The move to provincial police has received backlash from municipalities.
While Alberta inches closer to a provincial police force model, more details have emerged if the decision to move away from the RCMP is decided.
In an announcement last week, the Alberta government would establish a minimum number of 10 front-life officers at each police detachment, which they estimate would add 275 officers to the smallest 42 detachments in the province.
The proposed model will have 65-85 community detachments that consist of a minimum number of 10 police officers and a maximum of 80 officers working in them.

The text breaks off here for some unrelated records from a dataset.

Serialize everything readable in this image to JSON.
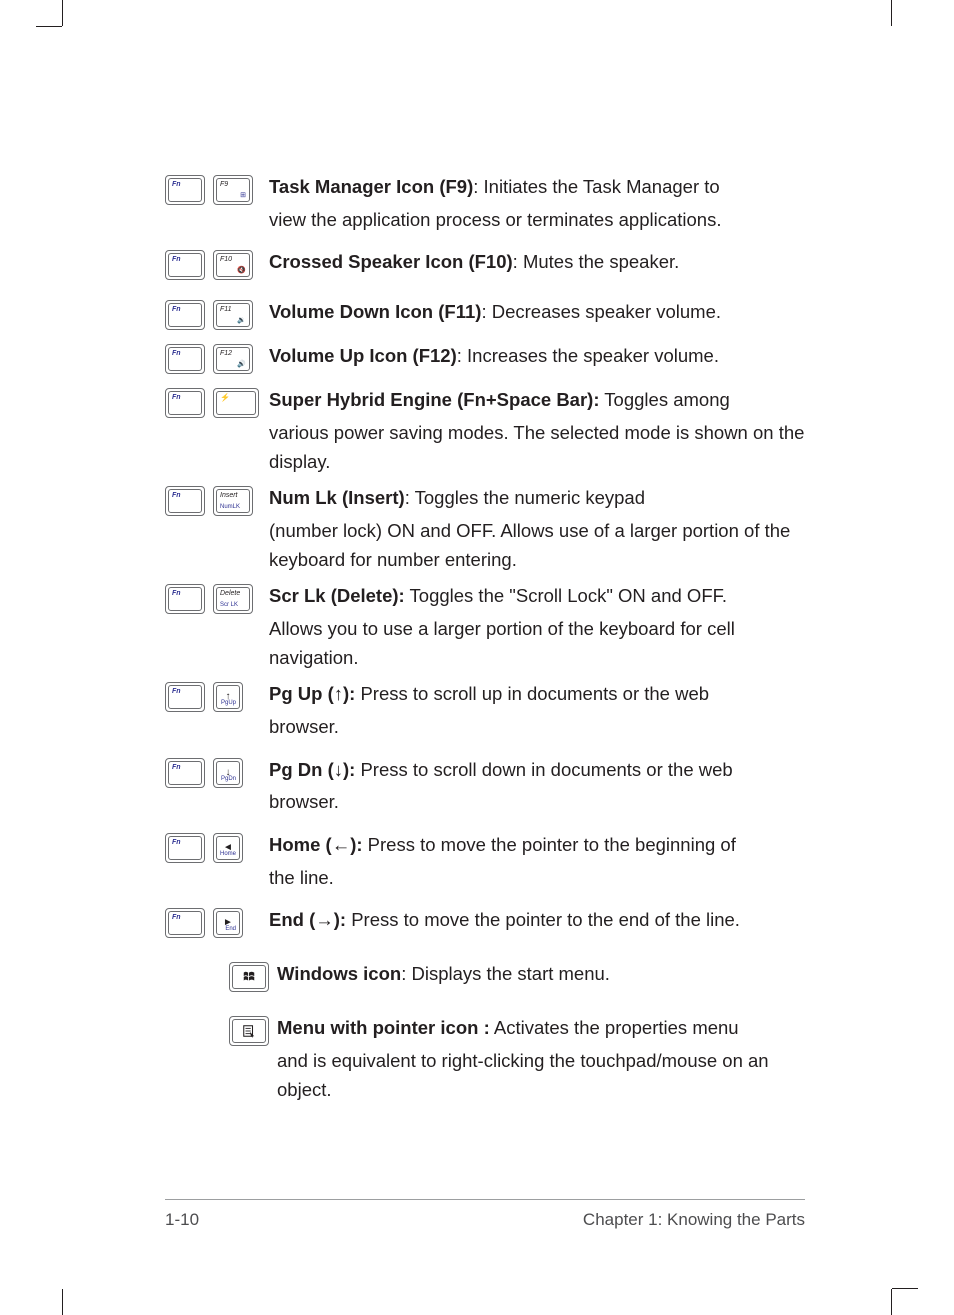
{
  "rows": [
    {
      "id": "f9",
      "keys": [
        "Fn",
        "F9"
      ],
      "key2_sub": "⊞",
      "title": "Task Manager Icon (F9)",
      "after_title": ": Initiates the Task Manager to",
      "cont": "view the application process or terminates applications."
    },
    {
      "id": "f10",
      "keys": [
        "Fn",
        "F10"
      ],
      "key2_sub": "🔇",
      "title": "Crossed Speaker Icon (F10)",
      "after_title": ": Mutes the speaker.",
      "cont": ""
    },
    {
      "id": "f11",
      "keys": [
        "Fn",
        "F11"
      ],
      "key2_sub": "🔉",
      "title": "Volume Down Icon (F11)",
      "after_title": ": Decreases speaker volume.",
      "cont": ""
    },
    {
      "id": "f12",
      "keys": [
        "Fn",
        "F12"
      ],
      "key2_sub": "🔊",
      "title": "Volume Up Icon (F12)",
      "after_title": ": Increases the speaker volume.",
      "cont": ""
    },
    {
      "id": "space",
      "keys": [
        "Fn",
        "␣"
      ],
      "key2_sub": "",
      "title": "Super Hybrid Engine (Fn+Space Bar):",
      "after_title": " Toggles among",
      "cont": "various power saving modes. The selected mode is shown on the display."
    },
    {
      "id": "insert",
      "keys": [
        "Fn",
        "Insert"
      ],
      "key2_sub": "NumLK",
      "title": "Num Lk (Insert)",
      "after_title": ": Toggles the numeric keypad",
      "cont": "(number lock) ON and OFF. Allows use of a larger portion of the keyboard for number entering."
    },
    {
      "id": "delete",
      "keys": [
        "Fn",
        "Delete"
      ],
      "key2_sub": "Scr LK",
      "title": "Scr Lk (Delete):",
      "after_title": " Toggles the \"Scroll Lock\" ON and OFF.",
      "cont": "Allows you to use a larger portion of the keyboard for cell navigation."
    },
    {
      "id": "pgup",
      "keys": [
        "Fn",
        "↑"
      ],
      "key2_sub": "PgUp",
      "narrow": true,
      "title": "Pg Up (↑):",
      "after_title": " Press to scroll up in documents or the web",
      "cont": "browser."
    },
    {
      "id": "pgdn",
      "keys": [
        "Fn",
        "↓"
      ],
      "key2_sub": "PgDn",
      "narrow": true,
      "title": "Pg Dn (↓):",
      "after_title": " Press to scroll down in documents or the web",
      "cont": "browser."
    },
    {
      "id": "home",
      "keys": [
        "Fn",
        "◄"
      ],
      "key2_sub": "Home",
      "narrow": true,
      "title": "Home (←):",
      "after_title": " Press to move the pointer to the beginning of",
      "cont": "the line."
    },
    {
      "id": "end",
      "keys": [
        "Fn",
        "►"
      ],
      "key2_sub": "End",
      "narrow": true,
      "title": "End (→):",
      "after_title": " Press to move the pointer to the end of the line.",
      "cont": ""
    },
    {
      "id": "win",
      "single_key": "win",
      "title": "Windows icon",
      "after_title": ": Displays the start menu.",
      "cont": ""
    },
    {
      "id": "menu",
      "single_key": "menu",
      "title": "Menu with pointer icon :",
      "after_title": " Activates the properties menu",
      "cont": "and is equivalent to right-clicking the touchpad/mouse on an object."
    }
  ],
  "footer": {
    "page": "1-10",
    "chapter": "Chapter 1: Knowing the Parts"
  },
  "fn_label": "Fn"
}
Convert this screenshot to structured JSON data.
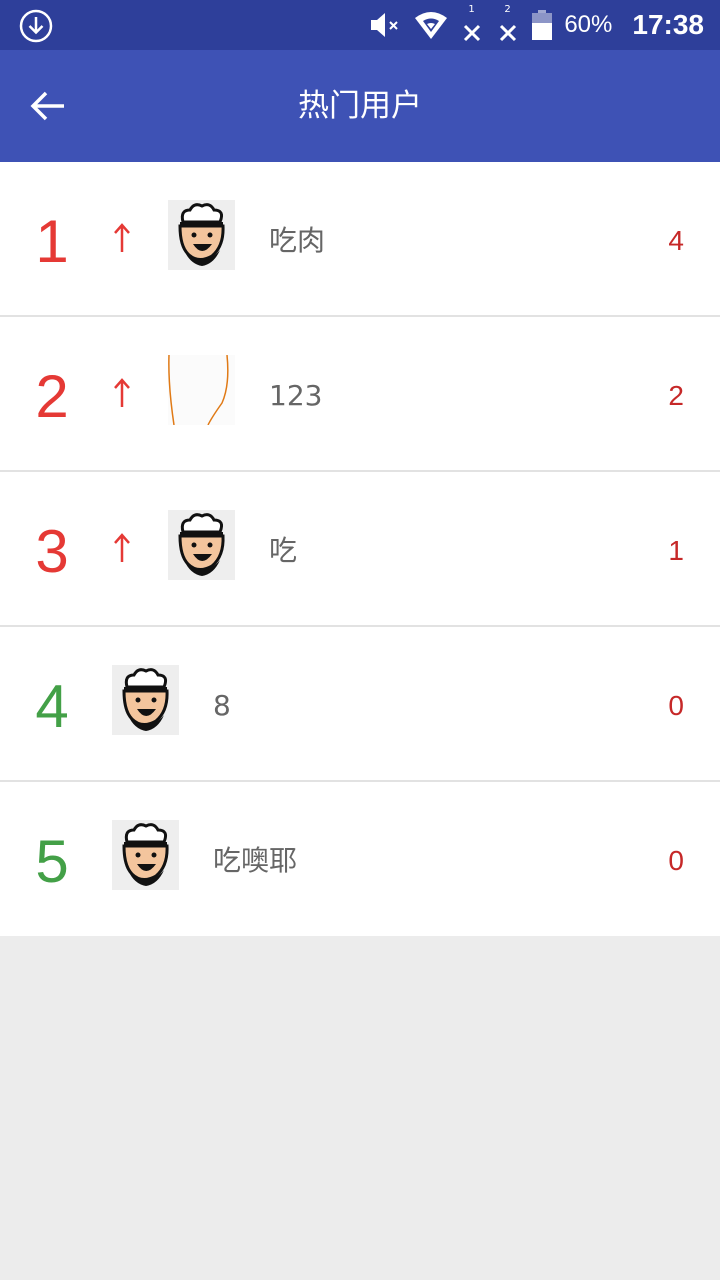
{
  "status_bar": {
    "battery": "60%",
    "time": "17:38",
    "sim1": "1",
    "sim2": "2"
  },
  "app_bar": {
    "title": "热门用户"
  },
  "rows": [
    {
      "rank": "1",
      "trend": "up",
      "avatar": "chef-avatar",
      "name": "吃肉",
      "score": "4"
    },
    {
      "rank": "2",
      "trend": "up",
      "avatar": "sketch-avatar",
      "name": "123",
      "score": "2"
    },
    {
      "rank": "3",
      "trend": "up",
      "avatar": "chef-avatar",
      "name": "吃",
      "score": "1"
    },
    {
      "rank": "4",
      "trend": "none",
      "avatar": "chef-avatar",
      "name": "8",
      "score": "0"
    },
    {
      "rank": "5",
      "trend": "none",
      "avatar": "chef-avatar",
      "name": "吃噢耶",
      "score": "0"
    }
  ],
  "colors": {
    "status_bar": "#2e3f9a",
    "app_bar": "#3e52b5",
    "rank_top": "#e53935",
    "rank_other": "#43a047",
    "score": "#c62828",
    "background": "#ececec"
  }
}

A network of 20 to 30 service hub detachments, with a staffing range between 48 and 192 police officers, would serve residents of larger municipalities and provide support to nearby community detachments when needed, including mental health response.
“What we have to remember is that this isn’t a new idea,” said Justice Minister Tyler Shandro at a press conference. “This has happened in Ontario, Quebec, and Newfoundland. The RCMP would still exist in each jurisdiction and they would focus on their core mandate and core function as a federal service. Cyberterrorism, human trafficking, organized crime would be their core functions, rather than be distracted by contract policing.”
The report also outlines how an Alberta Police Service would extend dedicated support to self-administered First Nations police services through its service hub detachments, making it easier for more First Nations to establish and maintain their own self-administered First Nations police services.
On first blush, there was pushback by the Alberta Municipalities of a provincial police force, with survey results showing a majority didn’t believe it would better suit their needs. It’s estimated the transition from the RCMP would cost the province an initial $366 million and an extra $200 million annually.
Shandro said more engagement is needed before going forward.
Provincial governments in Saskatchewan, New Brunswick and Nova Scotia are also studying the feasibility of replacing the RCMP, as well as British Columbia, where a bipartisan committee recommended ditching the RCMP.
Alberta’s contract with the RCMP runs out in 2032.
When asked about whether these plans will be all-for-not if the next UCP leader decides to shelve this work, Shandro said nothing has been decided and that rural Albertans can most benefit.
“Talking back this provincial jurisdiction and providing better, higher quality services, especially for rural Albertans who have been ravaged by crime, who have been affected by the federal government’s decisions on resdesigned bail, has rightfully animated a lot of UCP members, and the front runners in this race get that,” said Shandro.
The Alberta NDP are advocating for keeping the RCMP and addressing the roots of crime, with more mental health supports and affordable housing.